#### Work task:
Reproduce every entry below precisely; do not include the pictures.

(Entries taken from a collection)
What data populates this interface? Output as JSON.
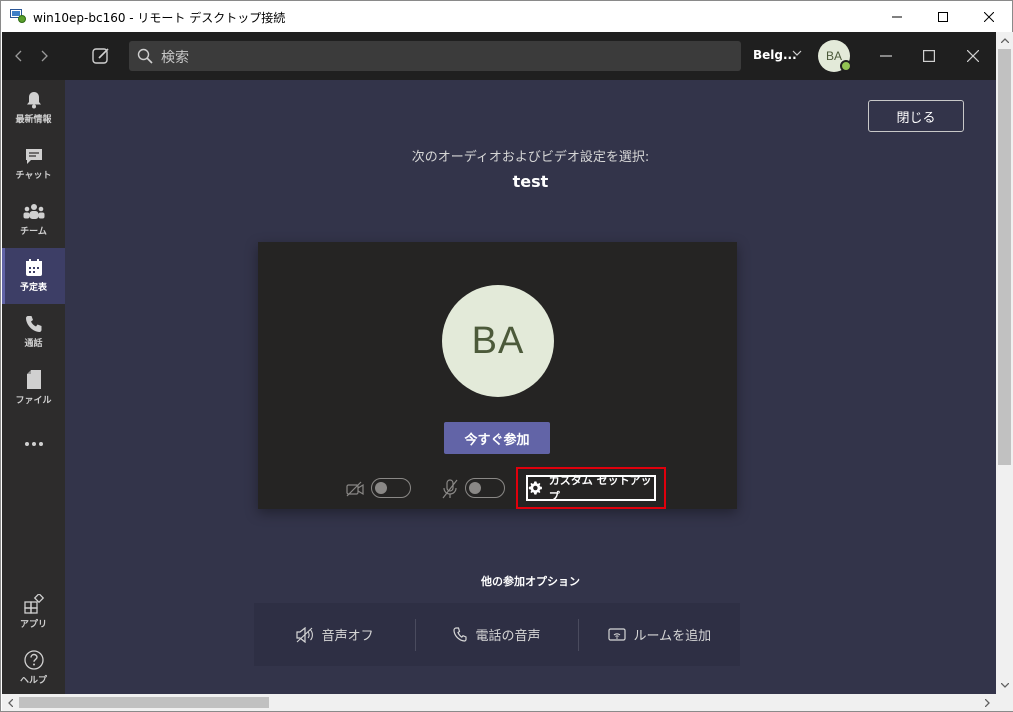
{
  "window": {
    "title": "win10ep-bc160 - リモート デスクトップ接続"
  },
  "topbar": {
    "search_placeholder": "検索",
    "org_name": "Belg...",
    "avatar_initials": "BA"
  },
  "rail": {
    "items": [
      {
        "label": "最新情報",
        "icon": "bell-icon"
      },
      {
        "label": "チャット",
        "icon": "chat-icon"
      },
      {
        "label": "チーム",
        "icon": "teams-icon"
      },
      {
        "label": "予定表",
        "icon": "calendar-icon",
        "active": true
      },
      {
        "label": "通話",
        "icon": "phone-icon"
      },
      {
        "label": "ファイル",
        "icon": "file-icon"
      },
      {
        "label": "",
        "icon": "more-icon"
      }
    ],
    "bottom": [
      {
        "label": "アプリ",
        "icon": "apps-icon"
      },
      {
        "label": "ヘルプ",
        "icon": "help-icon"
      }
    ]
  },
  "main": {
    "close_label": "閉じる",
    "prompt": "次のオーディオおよびビデオ設定を選択:",
    "meeting_title": "test",
    "preview": {
      "avatar_initials": "BA",
      "join_label": "今すぐ参加",
      "camera_on": false,
      "mic_on": false,
      "custom_setup_label": "カスタム セットアップ"
    },
    "other_options_title": "他の参加オプション",
    "other_options": [
      {
        "label": "音声オフ",
        "icon": "speaker-off-icon"
      },
      {
        "label": "電話の音声",
        "icon": "phone-icon"
      },
      {
        "label": "ルームを追加",
        "icon": "room-icon"
      }
    ]
  },
  "colors": {
    "accent": "#6264a7",
    "highlight": "#e0000c",
    "background": "#33344a",
    "rail": "#2d2c2c"
  }
}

#### Finished task:
What data populates this interface? Output as JSON.
{
  "window": {
    "title": "win10ep-bc160 - リモート デスクトップ接続"
  },
  "topbar": {
    "search_placeholder": "検索",
    "org_name": "Belg...",
    "avatar_initials": "BA"
  },
  "rail": {
    "items": [
      {
        "label": "最新情報",
        "icon": "bell-icon"
      },
      {
        "label": "チャット",
        "icon": "chat-icon"
      },
      {
        "label": "チーム",
        "icon": "teams-icon"
      },
      {
        "label": "予定表",
        "icon": "calendar-icon",
        "active": true
      },
      {
        "label": "通話",
        "icon": "phone-icon"
      },
      {
        "label": "ファイル",
        "icon": "file-icon"
      },
      {
        "label": "",
        "icon": "more-icon"
      }
    ],
    "bottom": [
      {
        "label": "アプリ",
        "icon": "apps-icon"
      },
      {
        "label": "ヘルプ",
        "icon": "help-icon"
      }
    ]
  },
  "main": {
    "close_label": "閉じる",
    "prompt": "次のオーディオおよびビデオ設定を選択:",
    "meeting_title": "test",
    "preview": {
      "avatar_initials": "BA",
      "join_label": "今すぐ参加",
      "camera_on": false,
      "mic_on": false,
      "custom_setup_label": "カスタム セットアップ"
    },
    "other_options_title": "他の参加オプション",
    "other_options": [
      {
        "label": "音声オフ",
        "icon": "speaker-off-icon"
      },
      {
        "label": "電話の音声",
        "icon": "phone-icon"
      },
      {
        "label": "ルームを追加",
        "icon": "room-icon"
      }
    ]
  },
  "colors": {
    "accent": "#6264a7",
    "highlight": "#e0000c",
    "background": "#33344a",
    "rail": "#2d2c2c"
  }
}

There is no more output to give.